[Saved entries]

+---+

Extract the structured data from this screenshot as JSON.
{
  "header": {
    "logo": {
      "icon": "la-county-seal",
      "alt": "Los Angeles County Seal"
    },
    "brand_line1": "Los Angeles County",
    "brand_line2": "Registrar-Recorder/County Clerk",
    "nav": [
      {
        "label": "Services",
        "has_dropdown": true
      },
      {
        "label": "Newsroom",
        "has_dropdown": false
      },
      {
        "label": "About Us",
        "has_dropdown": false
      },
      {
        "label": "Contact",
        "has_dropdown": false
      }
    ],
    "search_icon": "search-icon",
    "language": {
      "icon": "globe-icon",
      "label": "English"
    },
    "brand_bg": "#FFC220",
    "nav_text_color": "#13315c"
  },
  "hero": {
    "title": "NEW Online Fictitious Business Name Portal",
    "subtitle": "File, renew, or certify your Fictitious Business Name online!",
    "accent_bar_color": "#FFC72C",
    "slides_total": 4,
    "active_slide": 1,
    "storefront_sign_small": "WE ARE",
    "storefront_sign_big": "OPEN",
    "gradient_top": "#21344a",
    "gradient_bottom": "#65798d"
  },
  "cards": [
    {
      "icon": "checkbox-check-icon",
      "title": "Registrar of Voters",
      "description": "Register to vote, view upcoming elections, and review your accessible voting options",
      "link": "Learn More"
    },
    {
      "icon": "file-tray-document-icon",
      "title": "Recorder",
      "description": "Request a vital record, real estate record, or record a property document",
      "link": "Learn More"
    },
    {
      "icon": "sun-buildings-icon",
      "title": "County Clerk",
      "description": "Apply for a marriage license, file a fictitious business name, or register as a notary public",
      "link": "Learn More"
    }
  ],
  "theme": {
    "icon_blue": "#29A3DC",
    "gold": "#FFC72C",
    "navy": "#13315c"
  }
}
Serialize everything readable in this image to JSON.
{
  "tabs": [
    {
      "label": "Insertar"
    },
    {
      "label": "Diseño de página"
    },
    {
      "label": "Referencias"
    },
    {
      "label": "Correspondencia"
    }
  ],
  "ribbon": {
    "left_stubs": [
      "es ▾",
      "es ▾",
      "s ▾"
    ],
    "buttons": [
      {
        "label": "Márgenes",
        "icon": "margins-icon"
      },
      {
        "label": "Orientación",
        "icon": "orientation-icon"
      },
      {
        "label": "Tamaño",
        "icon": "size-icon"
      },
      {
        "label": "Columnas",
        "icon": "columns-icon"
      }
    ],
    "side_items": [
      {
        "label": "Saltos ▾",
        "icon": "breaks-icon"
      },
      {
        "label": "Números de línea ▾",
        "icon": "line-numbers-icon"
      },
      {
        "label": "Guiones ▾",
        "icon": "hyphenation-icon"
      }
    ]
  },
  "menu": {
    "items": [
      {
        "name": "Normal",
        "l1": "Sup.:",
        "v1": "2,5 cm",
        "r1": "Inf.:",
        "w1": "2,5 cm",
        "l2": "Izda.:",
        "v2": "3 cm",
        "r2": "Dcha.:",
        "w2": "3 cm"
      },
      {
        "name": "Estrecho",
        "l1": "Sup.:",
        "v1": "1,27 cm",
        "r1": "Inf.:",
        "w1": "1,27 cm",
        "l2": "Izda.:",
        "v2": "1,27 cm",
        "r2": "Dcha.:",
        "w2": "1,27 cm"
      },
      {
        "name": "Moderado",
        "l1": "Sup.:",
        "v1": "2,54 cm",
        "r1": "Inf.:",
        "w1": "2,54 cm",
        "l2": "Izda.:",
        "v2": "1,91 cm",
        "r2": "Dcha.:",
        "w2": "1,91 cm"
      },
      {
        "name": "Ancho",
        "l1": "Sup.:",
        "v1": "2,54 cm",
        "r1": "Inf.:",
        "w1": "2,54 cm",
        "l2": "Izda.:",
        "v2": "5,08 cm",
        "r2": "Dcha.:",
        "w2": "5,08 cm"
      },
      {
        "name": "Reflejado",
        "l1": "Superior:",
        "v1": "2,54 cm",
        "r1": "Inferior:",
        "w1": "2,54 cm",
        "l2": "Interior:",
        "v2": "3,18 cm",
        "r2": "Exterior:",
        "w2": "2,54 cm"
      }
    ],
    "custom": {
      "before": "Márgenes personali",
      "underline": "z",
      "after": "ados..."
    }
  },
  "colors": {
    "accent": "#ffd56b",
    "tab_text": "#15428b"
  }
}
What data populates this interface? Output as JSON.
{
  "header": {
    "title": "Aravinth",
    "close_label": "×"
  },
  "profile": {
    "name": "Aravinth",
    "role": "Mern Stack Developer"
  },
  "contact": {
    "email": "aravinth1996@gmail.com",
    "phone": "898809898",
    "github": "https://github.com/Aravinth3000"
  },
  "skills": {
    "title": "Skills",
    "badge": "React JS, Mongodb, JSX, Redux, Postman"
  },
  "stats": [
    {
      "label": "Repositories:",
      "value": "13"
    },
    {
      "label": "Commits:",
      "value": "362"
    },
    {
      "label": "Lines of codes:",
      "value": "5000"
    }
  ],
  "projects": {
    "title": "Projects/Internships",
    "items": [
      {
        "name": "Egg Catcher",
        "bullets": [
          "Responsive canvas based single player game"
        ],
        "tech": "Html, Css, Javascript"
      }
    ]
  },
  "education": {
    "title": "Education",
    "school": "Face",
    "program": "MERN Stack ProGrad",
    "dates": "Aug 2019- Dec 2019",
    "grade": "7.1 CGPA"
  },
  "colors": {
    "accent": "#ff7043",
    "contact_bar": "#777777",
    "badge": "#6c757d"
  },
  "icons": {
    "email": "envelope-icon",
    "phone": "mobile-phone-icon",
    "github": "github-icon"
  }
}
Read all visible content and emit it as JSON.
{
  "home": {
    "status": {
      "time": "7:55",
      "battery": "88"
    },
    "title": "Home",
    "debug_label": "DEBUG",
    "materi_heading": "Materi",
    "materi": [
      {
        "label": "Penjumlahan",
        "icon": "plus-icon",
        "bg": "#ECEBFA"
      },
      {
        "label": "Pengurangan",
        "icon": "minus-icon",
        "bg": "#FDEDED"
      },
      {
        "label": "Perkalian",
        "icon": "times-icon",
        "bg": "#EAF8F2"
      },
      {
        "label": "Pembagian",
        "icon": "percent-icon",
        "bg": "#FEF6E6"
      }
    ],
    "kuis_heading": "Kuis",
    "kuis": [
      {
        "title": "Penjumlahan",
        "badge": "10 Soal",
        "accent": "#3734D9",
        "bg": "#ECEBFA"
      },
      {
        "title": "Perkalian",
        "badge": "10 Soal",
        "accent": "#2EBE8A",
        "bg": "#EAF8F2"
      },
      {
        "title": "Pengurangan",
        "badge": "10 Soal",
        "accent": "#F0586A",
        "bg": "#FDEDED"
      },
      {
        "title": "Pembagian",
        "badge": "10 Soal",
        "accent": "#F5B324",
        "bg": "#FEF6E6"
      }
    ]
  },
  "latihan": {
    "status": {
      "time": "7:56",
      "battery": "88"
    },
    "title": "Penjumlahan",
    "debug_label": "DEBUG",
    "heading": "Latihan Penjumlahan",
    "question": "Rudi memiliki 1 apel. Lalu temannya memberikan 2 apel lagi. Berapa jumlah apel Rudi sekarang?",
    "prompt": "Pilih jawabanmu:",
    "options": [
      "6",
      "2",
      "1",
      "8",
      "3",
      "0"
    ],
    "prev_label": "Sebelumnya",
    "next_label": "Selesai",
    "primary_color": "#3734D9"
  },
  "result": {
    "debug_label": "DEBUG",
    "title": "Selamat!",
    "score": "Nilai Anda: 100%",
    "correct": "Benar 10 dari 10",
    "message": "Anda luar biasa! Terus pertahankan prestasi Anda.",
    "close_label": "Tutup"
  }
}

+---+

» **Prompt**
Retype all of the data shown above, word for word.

» **Task output**
Extract the structured data from this screenshot as JSON.
{
  "header": {
    "logo": {
      "icon": "la-county-seal",
      "alt": "Los Angeles County Seal"
    },
    "brand_line1": "Los Angeles County",
    "brand_line2": "Registrar-Recorder/County Clerk",
    "nav": [
      {
        "label": "Services",
        "has_dropdown": true
      },
      {
        "label": "Newsroom",
        "has_dropdown": false
      },
      {
        "label": "About Us",
        "has_dropdown": false
      },
      {
        "label": "Contact",
        "has_dropdown": false
      }
    ],
    "search_icon": "search-icon",
    "language": {
      "icon": "globe-icon",
      "label": "English"
    },
    "brand_bg": "#FFC220",
    "nav_text_color": "#13315c"
  },
  "hero": {
    "title": "NEW Online Fictitious Business Name Portal",
    "subtitle": "File, renew, or certify your Fictitious Business Name online!",
    "accent_bar_color": "#FFC72C",
    "slides_total": 4,
    "active_slide": 1,
    "storefront_sign_small": "WE ARE",
    "storefront_sign_big": "OPEN",
    "gradient_top": "#21344a",
    "gradient_bottom": "#65798d"
  },
  "cards": [
    {
      "icon": "checkbox-check-icon",
      "title": "Registrar of Voters",
      "description": "Register to vote, view upcoming elections, and review your accessible voting options",
      "link": "Learn More"
    },
    {
      "icon": "file-tray-document-icon",
      "title": "Recorder",
      "description": "Request a vital record, real estate record, or record a property document",
      "link": "Learn More"
    },
    {
      "icon": "sun-buildings-icon",
      "title": "County Clerk",
      "description": "Apply for a marriage license, file a fictitious business name, or register as a notary public",
      "link": "Learn More"
    }
  ],
  "theme": {
    "icon_blue": "#29A3DC",
    "gold": "#FFC72C",
    "navy": "#13315c"
  }
}
Serialize everything readable in this image to JSON.
{
  "tabs": [
    {
      "label": "Insertar"
    },
    {
      "label": "Diseño de página"
    },
    {
      "label": "Referencias"
    },
    {
      "label": "Correspondencia"
    }
  ],
  "ribbon": {
    "left_stubs": [
      "es ▾",
      "es ▾",
      "s ▾"
    ],
    "buttons": [
      {
        "label": "Márgenes",
        "icon": "margins-icon"
      },
      {
        "label": "Orientación",
        "icon": "orientation-icon"
      },
      {
        "label": "Tamaño",
        "icon": "size-icon"
      },
      {
        "label": "Columnas",
        "icon": "columns-icon"
      }
    ],
    "side_items": [
      {
        "label": "Saltos ▾",
        "icon": "breaks-icon"
      },
      {
        "label": "Números de línea ▾",
        "icon": "line-numbers-icon"
      },
      {
        "label": "Guiones ▾",
        "icon": "hyphenation-icon"
      }
    ]
  },
  "menu": {
    "items": [
      {
        "name": "Normal",
        "l1": "Sup.:",
        "v1": "2,5 cm",
        "r1": "Inf.:",
        "w1": "2,5 cm",
        "l2": "Izda.:",
        "v2": "3 cm",
        "r2": "Dcha.:",
        "w2": "3 cm"
      },
      {
        "name": "Estrecho",
        "l1": "Sup.:",
        "v1": "1,27 cm",
        "r1": "Inf.:",
        "w1": "1,27 cm",
        "l2": "Izda.:",
        "v2": "1,27 cm",
        "r2": "Dcha.:",
        "w2": "1,27 cm"
      },
      {
        "name": "Moderado",
        "l1": "Sup.:",
        "v1": "2,54 cm",
        "r1": "Inf.:",
        "w1": "2,54 cm",
        "l2": "Izda.:",
        "v2": "1,91 cm",
        "r2": "Dcha.:",
        "w2": "1,91 cm"
      },
      {
        "name": "Ancho",
        "l1": "Sup.:",
        "v1": "2,54 cm",
        "r1": "Inf.:",
        "w1": "2,54 cm",
        "l2": "Izda.:",
        "v2": "5,08 cm",
        "r2": "Dcha.:",
        "w2": "5,08 cm"
      },
      {
        "name": "Reflejado",
        "l1": "Superior:",
        "v1": "2,54 cm",
        "r1": "Inferior:",
        "w1": "2,54 cm",
        "l2": "Interior:",
        "v2": "3,18 cm",
        "r2": "Exterior:",
        "w2": "2,54 cm"
      }
    ],
    "custom": {
      "before": "Márgenes personali",
      "underline": "z",
      "after": "ados..."
    }
  },
  "colors": {
    "accent": "#ffd56b",
    "tab_text": "#15428b"
  }
}
What data populates this interface? Output as JSON.
{
  "header": {
    "title": "Aravinth",
    "close_label": "×"
  },
  "profile": {
    "name": "Aravinth",
    "role": "Mern Stack Developer"
  },
  "contact": {
    "email": "aravinth1996@gmail.com",
    "phone": "898809898",
    "github": "https://github.com/Aravinth3000"
  },
  "skills": {
    "title": "Skills",
    "badge": "React JS, Mongodb, JSX, Redux, Postman"
  },
  "stats": [
    {
      "label": "Repositories:",
      "value": "13"
    },
    {
      "label": "Commits:",
      "value": "362"
    },
    {
      "label": "Lines of codes:",
      "value": "5000"
    }
  ],
  "projects": {
    "title": "Projects/Internships",
    "items": [
      {
        "name": "Egg Catcher",
        "bullets": [
          "Responsive canvas based single player game"
        ],
        "tech": "Html, Css, Javascript"
      }
    ]
  },
  "education": {
    "title": "Education",
    "school": "Face",
    "program": "MERN Stack ProGrad",
    "dates": "Aug 2019- Dec 2019",
    "grade": "7.1 CGPA"
  },
  "colors": {
    "accent": "#ff7043",
    "contact_bar": "#777777",
    "badge": "#6c757d"
  },
  "icons": {
    "email": "envelope-icon",
    "phone": "mobile-phone-icon",
    "github": "github-icon"
  }
}
Read all visible content and emit it as JSON.
{
  "home": {
    "status": {
      "time": "7:55",
      "battery": "88"
    },
    "title": "Home",
    "debug_label": "DEBUG",
    "materi_heading": "Materi",
    "materi": [
      {
        "label": "Penjumlahan",
        "icon": "plus-icon",
        "bg": "#ECEBFA"
      },
      {
        "label": "Pengurangan",
        "icon": "minus-icon",
        "bg": "#FDEDED"
      },
      {
        "label": "Perkalian",
        "icon": "times-icon",
        "bg": "#EAF8F2"
      },
      {
        "label": "Pembagian",
        "icon": "percent-icon",
        "bg": "#FEF6E6"
      }
    ],
    "kuis_heading": "Kuis",
    "kuis": [
      {
        "title": "Penjumlahan",
        "badge": "10 Soal",
        "accent": "#3734D9",
        "bg": "#ECEBFA"
      },
      {
        "title": "Perkalian",
        "badge": "10 Soal",
        "accent": "#2EBE8A",
        "bg": "#EAF8F2"
      },
      {
        "title": "Pengurangan",
        "badge": "10 Soal",
        "accent": "#F0586A",
        "bg": "#FDEDED"
      },
      {
        "title": "Pembagian",
        "badge": "10 Soal",
        "accent": "#F5B324",
        "bg": "#FEF6E6"
      }
    ]
  },
  "latihan": {
    "status": {
      "time": "7:56",
      "battery": "88"
    },
    "title": "Penjumlahan",
    "debug_label": "DEBUG",
    "heading": "Latihan Penjumlahan",
    "question": "Rudi memiliki 1 apel. Lalu temannya memberikan 2 apel lagi. Berapa jumlah apel Rudi sekarang?",
    "prompt": "Pilih jawabanmu:",
    "options": [
      "6",
      "2",
      "1",
      "8",
      "3",
      "0"
    ],
    "prev_label": "Sebelumnya",
    "next_label": "Selesai",
    "primary_color": "#3734D9"
  },
  "result": {
    "debug_label": "DEBUG",
    "title": "Selamat!",
    "score": "Nilai Anda: 100%",
    "correct": "Benar 10 dari 10",
    "message": "Anda luar biasa! Terus pertahankan prestasi Anda.",
    "close_label": "Tutup"
  }
}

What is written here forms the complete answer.